(Beginning of DATASET RECORDS)
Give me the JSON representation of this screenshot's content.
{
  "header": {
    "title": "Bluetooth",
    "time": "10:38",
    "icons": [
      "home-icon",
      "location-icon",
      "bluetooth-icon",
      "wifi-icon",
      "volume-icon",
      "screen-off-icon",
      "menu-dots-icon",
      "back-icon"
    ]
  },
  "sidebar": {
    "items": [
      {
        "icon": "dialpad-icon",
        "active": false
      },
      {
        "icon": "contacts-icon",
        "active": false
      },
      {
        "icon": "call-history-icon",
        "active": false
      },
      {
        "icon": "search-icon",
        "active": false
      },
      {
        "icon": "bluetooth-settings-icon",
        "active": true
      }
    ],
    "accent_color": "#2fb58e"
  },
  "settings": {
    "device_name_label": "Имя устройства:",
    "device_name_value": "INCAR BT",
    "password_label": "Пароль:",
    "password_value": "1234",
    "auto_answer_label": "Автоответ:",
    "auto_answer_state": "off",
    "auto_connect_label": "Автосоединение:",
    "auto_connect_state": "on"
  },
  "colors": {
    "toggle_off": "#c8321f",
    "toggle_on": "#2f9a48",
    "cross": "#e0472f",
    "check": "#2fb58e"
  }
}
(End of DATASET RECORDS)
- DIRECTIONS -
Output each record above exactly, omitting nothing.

- RESULT OF THIS EXERCISE -
Give me the JSON representation of this screenshot's content.
{
  "header": {
    "title": "Bluetooth",
    "time": "10:38",
    "icons": [
      "home-icon",
      "location-icon",
      "bluetooth-icon",
      "wifi-icon",
      "volume-icon",
      "screen-off-icon",
      "menu-dots-icon",
      "back-icon"
    ]
  },
  "sidebar": {
    "items": [
      {
        "icon": "dialpad-icon",
        "active": false
      },
      {
        "icon": "contacts-icon",
        "active": false
      },
      {
        "icon": "call-history-icon",
        "active": false
      },
      {
        "icon": "search-icon",
        "active": false
      },
      {
        "icon": "bluetooth-settings-icon",
        "active": true
      }
    ],
    "accent_color": "#2fb58e"
  },
  "settings": {
    "device_name_label": "Имя устройства:",
    "device_name_value": "INCAR BT",
    "password_label": "Пароль:",
    "password_value": "1234",
    "auto_answer_label": "Автоответ:",
    "auto_answer_state": "off",
    "auto_connect_label": "Автосоединение:",
    "auto_connect_state": "on"
  },
  "colors": {
    "toggle_off": "#c8321f",
    "toggle_on": "#2f9a48",
    "cross": "#e0472f",
    "check": "#2fb58e"
  }
}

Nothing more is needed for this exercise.